Before you click Featured

7:03pm EDT April 29, 2002
If you've ever clicked on, "I Accept," "Yes" or "I Agree" on a Web site, and in the split second thereafter, wondered if maybe you should have read all that fine print first, you are among the many who have taken part in electronic contracting.

You may be wondering whether a click is really as valid as a signature. The answer is often yes. Two recent laws have removed many of the impediments to making online contracts legally binding: E-SIGN, The federal Electronic Signatures in Global and National Commerce Act, and UETA, The Uniform Electronic Transactions Act. Ohio is one of 28 states that have adopted some form of this Uniform Law.

These laws state, in general, that electronic signatures are as good as paper signatures. But they do not change the centuries-old doctrines governing contract formation -- we still need an offer, an acceptance and consideration. The parties also must have intended to make a contract.

The new laws simply provide a basis for the parties to agree to do business by electronic methods. The old principles still apply, and often require a review of the surrounding facts to divine the parties' expectations, but now that's being done in the online environment.

So how do you know if your click-through agreement is valid? It's not always easy, as Netscape discovered in the decision Specht v. Netscape Communications Corp. Netscape had offered free software on its Web site and provided an online contract for a user to consent to certain terms.

The court found a lack of proper assent to the online transaction because users were not required to indicate assent to contract terms prior to downloading the free software. The contract link itself was located under the button to download, allowing users to get the software without reading or agreeing to the terms.

Because it was possible to get the software without assenting to the agreement, the court ruled the terms of the Netscape agreement were not binding, specifically the terms requiring arbitration of claims. Simply put: the order in which events occur can be very important when determining the enforceability of an online contract.

Based on a review of court opinions, E-SIGN and UETA, a picture is emerging of the disputes regarding the validity of online contracts. What these authorities suggest is that the determination of the existence of a legally binding agreement is often a fact-intensive analysis. Nonetheless, certain strategies can reduce the uncertainty.

* Give customers the chance to review contract legal terms before committing to a purchase.

* Give customers a display of the economic terms of the order prior to purchase.

* Give customers an opportunity to correct any errors in the economic terms.

* Require customers to assent to the terms.

* Give customers a final chance to reject or confirm the transaction.

* Confirm the transaction prior to delivery, typically by a separate e-mail.

* Maintain transaction records to prove assent and the terms of the agreement.
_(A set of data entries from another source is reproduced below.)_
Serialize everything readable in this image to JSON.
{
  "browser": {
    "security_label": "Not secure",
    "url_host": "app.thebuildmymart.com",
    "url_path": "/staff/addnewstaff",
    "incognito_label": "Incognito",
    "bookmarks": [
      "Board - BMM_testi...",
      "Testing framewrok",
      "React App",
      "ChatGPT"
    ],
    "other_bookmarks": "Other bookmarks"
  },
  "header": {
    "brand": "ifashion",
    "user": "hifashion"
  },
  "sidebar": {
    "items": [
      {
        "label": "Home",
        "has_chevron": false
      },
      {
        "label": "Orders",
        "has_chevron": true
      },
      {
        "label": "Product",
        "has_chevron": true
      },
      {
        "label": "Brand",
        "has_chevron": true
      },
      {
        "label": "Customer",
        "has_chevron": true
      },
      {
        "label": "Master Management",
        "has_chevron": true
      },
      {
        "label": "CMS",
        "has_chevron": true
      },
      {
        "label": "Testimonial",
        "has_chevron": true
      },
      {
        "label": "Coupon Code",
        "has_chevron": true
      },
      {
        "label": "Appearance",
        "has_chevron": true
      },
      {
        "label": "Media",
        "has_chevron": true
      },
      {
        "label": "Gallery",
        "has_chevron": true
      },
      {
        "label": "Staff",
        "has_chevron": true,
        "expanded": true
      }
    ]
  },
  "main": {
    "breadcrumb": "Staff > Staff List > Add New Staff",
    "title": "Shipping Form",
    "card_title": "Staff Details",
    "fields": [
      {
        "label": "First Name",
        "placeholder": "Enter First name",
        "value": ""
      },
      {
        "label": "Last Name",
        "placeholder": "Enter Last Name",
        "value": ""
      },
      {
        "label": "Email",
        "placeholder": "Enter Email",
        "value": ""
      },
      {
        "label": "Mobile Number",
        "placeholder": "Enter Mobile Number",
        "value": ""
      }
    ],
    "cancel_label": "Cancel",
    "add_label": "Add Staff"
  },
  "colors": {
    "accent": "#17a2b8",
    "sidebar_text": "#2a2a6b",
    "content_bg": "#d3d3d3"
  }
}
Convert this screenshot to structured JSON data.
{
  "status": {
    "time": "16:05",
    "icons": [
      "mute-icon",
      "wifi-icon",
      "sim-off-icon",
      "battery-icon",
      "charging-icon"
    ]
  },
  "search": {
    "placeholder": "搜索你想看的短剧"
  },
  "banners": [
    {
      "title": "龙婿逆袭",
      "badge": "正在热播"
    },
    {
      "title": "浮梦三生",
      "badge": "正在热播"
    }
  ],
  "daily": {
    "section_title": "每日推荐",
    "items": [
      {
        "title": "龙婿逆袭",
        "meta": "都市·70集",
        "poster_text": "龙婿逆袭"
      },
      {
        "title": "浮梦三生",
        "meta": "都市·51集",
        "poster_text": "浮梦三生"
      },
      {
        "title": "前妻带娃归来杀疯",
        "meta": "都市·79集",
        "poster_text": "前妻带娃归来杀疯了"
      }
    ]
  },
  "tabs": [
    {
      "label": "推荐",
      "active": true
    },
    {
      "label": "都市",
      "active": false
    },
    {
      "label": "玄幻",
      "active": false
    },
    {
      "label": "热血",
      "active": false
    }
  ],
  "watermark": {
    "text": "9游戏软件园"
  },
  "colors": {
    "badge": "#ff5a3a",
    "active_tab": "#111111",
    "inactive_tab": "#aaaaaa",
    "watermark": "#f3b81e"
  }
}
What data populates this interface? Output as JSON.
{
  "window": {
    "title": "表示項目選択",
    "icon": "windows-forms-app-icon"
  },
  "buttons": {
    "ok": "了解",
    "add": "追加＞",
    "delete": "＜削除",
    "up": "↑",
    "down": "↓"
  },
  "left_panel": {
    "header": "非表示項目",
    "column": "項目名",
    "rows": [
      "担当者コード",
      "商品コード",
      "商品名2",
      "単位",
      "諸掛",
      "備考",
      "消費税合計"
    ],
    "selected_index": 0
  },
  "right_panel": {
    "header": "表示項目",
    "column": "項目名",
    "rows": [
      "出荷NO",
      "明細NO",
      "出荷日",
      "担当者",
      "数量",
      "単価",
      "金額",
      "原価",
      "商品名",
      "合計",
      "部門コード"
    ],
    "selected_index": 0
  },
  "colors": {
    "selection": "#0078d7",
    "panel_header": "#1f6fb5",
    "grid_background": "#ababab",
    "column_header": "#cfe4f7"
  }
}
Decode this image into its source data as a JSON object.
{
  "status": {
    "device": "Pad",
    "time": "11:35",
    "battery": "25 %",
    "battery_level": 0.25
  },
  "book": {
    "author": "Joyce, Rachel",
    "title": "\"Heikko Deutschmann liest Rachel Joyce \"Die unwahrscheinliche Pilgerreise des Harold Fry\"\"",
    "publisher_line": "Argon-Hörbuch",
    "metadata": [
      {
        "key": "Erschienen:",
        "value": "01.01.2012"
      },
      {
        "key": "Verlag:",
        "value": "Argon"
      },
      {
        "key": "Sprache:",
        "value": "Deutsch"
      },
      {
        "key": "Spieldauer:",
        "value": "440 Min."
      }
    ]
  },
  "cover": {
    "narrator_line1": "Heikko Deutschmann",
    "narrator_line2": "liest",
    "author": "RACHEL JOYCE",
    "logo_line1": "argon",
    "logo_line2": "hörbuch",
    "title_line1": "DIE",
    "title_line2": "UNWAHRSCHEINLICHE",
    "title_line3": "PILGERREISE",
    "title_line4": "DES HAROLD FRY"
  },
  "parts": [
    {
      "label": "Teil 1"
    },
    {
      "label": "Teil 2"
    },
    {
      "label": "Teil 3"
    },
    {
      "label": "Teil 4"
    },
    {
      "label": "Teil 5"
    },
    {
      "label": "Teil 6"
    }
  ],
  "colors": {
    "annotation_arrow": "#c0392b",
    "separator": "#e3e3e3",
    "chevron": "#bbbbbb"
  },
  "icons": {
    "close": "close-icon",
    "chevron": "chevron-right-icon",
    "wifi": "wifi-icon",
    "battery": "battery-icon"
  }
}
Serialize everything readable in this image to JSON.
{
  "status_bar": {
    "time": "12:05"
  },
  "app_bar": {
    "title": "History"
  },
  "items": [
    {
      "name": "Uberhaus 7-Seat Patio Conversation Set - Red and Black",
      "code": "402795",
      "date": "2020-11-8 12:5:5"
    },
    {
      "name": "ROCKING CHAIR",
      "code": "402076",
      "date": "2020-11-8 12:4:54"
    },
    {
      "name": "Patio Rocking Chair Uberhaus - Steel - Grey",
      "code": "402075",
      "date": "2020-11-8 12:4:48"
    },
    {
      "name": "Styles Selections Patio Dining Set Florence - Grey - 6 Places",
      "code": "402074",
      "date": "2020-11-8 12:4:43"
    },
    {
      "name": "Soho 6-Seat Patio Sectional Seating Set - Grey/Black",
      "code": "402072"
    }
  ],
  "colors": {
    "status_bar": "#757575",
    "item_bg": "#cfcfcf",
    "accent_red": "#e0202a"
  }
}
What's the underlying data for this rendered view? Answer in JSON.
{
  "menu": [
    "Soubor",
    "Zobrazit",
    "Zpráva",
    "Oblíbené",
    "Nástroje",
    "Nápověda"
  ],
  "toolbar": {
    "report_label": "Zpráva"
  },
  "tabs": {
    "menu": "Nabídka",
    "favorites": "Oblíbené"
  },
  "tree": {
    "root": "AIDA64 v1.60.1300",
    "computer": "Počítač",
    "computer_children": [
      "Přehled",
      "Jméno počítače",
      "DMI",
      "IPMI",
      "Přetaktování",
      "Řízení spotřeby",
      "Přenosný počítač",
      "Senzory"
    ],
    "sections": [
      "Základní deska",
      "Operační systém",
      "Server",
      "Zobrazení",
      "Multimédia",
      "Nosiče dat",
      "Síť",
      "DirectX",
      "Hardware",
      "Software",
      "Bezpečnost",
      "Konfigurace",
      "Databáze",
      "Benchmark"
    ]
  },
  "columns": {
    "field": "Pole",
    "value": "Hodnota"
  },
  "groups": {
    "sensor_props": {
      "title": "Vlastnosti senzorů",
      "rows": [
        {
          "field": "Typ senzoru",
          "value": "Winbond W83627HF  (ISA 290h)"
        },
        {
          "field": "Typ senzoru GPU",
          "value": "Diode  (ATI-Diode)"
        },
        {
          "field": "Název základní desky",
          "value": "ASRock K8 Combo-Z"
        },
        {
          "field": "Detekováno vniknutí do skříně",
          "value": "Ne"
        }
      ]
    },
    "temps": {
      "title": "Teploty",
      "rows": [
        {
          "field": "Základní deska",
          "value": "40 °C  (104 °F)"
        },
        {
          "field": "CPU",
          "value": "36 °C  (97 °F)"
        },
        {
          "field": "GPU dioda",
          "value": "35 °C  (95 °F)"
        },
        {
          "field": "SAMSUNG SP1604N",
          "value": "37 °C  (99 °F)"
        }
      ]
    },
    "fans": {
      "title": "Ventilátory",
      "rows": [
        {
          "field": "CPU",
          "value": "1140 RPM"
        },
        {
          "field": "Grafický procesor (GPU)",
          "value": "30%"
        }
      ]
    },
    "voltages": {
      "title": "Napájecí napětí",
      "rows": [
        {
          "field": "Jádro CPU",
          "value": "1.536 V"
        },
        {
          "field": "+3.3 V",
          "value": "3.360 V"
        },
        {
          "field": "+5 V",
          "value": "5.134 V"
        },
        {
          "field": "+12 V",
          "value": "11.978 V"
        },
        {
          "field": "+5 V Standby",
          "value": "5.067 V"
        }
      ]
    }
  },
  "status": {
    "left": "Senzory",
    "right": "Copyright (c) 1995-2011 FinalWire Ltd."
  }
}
Would an online transaction that does not do all of the above fail to result in a binding agreement? No, not in all cases. But depending on the circumstances, there easily could be a misunderstanding between the parties as to the legal or economic terms.

It's not surprising that there's confusion on this subject -- the idea of conducting business electronically is relatively new. But just as a verbal contract can be legally binding, so can an electronic one.

If your organization is looking to use electronic contracts as part of its regular business, consult your lawyer beforehand about the details of the process and its content. Anker Bell is an attorney with Vorys, Sater, Seymour and Pease LLP. Reach Bell at Vorys, Sater, Seymour and Pease, (614) 464-6400 or www.vssp.com.